No Reference information available - sign in for access.
No Citation information available - sign in for access.
No Supplementary Data.
No Article Media
No Metrics

Keywords: Pinus taeda; ectomycorrhizae; soil microbiology; symbiosis

Document Type: Journal Article

Affiliations: Director of the North Carolina State Forest Fertilization Cooperative, School of Forest Resources, North Carolina State University, Raleigh, North Carolina

Publication date: 1977-03-01

More about this publication?
  • Important Notice: SAF's journals are now published through partnership with the Oxford University Press. Access to archived material will be available here on the Ingenta website until March 31, 2018. For new material, please access the journals via OUP's website. Note that access via Ingenta will be permanently discontinued after March 31, 2018. Members requiring support to access SAF's journals via OUP's site should contact SAF's membership department for assistance.
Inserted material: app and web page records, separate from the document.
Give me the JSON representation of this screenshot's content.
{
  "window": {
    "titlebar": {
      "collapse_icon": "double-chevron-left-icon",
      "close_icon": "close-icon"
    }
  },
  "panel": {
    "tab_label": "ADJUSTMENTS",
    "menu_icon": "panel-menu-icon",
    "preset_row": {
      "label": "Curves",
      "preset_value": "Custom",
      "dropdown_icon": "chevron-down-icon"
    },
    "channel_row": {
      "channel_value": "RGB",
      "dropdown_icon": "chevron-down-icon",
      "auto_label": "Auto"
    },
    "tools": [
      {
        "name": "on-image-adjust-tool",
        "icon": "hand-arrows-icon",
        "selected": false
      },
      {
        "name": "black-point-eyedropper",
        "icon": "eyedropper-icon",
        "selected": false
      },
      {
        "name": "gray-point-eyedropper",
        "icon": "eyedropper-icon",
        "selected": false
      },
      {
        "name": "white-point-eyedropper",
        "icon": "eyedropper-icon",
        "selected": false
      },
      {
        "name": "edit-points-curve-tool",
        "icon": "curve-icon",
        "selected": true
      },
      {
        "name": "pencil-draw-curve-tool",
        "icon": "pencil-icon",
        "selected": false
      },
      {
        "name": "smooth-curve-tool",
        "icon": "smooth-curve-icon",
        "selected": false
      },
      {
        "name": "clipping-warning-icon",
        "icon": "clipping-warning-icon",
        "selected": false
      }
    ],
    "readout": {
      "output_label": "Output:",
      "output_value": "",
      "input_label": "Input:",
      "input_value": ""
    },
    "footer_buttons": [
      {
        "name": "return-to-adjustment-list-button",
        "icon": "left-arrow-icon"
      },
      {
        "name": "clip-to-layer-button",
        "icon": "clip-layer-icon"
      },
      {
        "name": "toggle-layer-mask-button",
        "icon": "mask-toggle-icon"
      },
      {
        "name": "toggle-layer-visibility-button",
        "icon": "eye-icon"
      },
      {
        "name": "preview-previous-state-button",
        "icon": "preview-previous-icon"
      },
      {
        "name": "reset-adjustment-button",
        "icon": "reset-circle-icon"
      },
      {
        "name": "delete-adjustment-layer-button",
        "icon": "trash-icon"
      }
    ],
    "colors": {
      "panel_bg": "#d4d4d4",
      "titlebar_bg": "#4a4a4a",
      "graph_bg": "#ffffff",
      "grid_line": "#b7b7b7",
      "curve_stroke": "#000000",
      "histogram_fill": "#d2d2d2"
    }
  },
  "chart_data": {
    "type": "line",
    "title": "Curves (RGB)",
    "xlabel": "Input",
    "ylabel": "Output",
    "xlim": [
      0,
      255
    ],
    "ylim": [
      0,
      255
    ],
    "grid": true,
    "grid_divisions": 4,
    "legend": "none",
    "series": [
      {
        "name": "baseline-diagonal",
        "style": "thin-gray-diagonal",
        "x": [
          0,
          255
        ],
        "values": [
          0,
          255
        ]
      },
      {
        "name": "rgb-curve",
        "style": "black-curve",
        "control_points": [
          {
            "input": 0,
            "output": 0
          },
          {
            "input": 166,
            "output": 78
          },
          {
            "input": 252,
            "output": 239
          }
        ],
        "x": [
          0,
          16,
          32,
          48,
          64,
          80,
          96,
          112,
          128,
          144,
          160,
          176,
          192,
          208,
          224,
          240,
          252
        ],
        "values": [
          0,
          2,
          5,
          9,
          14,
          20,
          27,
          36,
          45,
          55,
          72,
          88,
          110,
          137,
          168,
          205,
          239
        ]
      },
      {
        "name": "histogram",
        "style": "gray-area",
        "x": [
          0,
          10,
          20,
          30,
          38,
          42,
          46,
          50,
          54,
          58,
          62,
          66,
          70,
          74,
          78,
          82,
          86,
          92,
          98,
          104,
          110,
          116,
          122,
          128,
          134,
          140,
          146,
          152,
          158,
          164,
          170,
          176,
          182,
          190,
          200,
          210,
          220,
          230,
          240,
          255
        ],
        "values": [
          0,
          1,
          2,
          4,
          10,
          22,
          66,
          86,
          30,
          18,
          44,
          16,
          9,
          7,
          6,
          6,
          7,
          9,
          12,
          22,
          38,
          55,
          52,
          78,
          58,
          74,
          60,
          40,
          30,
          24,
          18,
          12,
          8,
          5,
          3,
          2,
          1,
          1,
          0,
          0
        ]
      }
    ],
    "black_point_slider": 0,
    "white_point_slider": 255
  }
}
    Forest Science is a peer-reviewed journal publishing fundamental and applied research that explores all aspects of natural and social sciences as they apply to the function and management of the forested ecosystems of the world. Topics include silviculture, forest management, biometrics, economics, entomology & pathology, fire & fuels management, forest ecology, genetics & tree improvement, geospatial technologies, harvesting & utilization, landscape ecology, operations research, forest policy, physiology, recreation, social sciences, soils & hydrology, and wildlife management.
    Forest Science is published bimonthly in February, April, June, August, October, and December.

    2016 Impact Factor: 1.782 (Rank 17/64 in forestry)

    Average time from submission to first decision: 62.5 days*
    June 1, 2016 to Feb. 28, 2017

    Also published by SAF:
    Journal of Forestry
    Other SAF Publications
  • Submit a Paper
  • Membership Information
  • Author Guidelines
  • Podcasts
  • Ingenta Connect is not responsible for the content or availability of external websites
  • Access Key
  • Free content
  • Partial Free content
  • New content
  • Open access content
  • Partial Open access content
  • Subscribed content
  • Partial Subscribed content
  • Free trial content
Cookie Policy
Cookie Policy
Ingenta Connect website makes use of cookies so as to keep track of data that you have filled in. I am Happy with this Find out more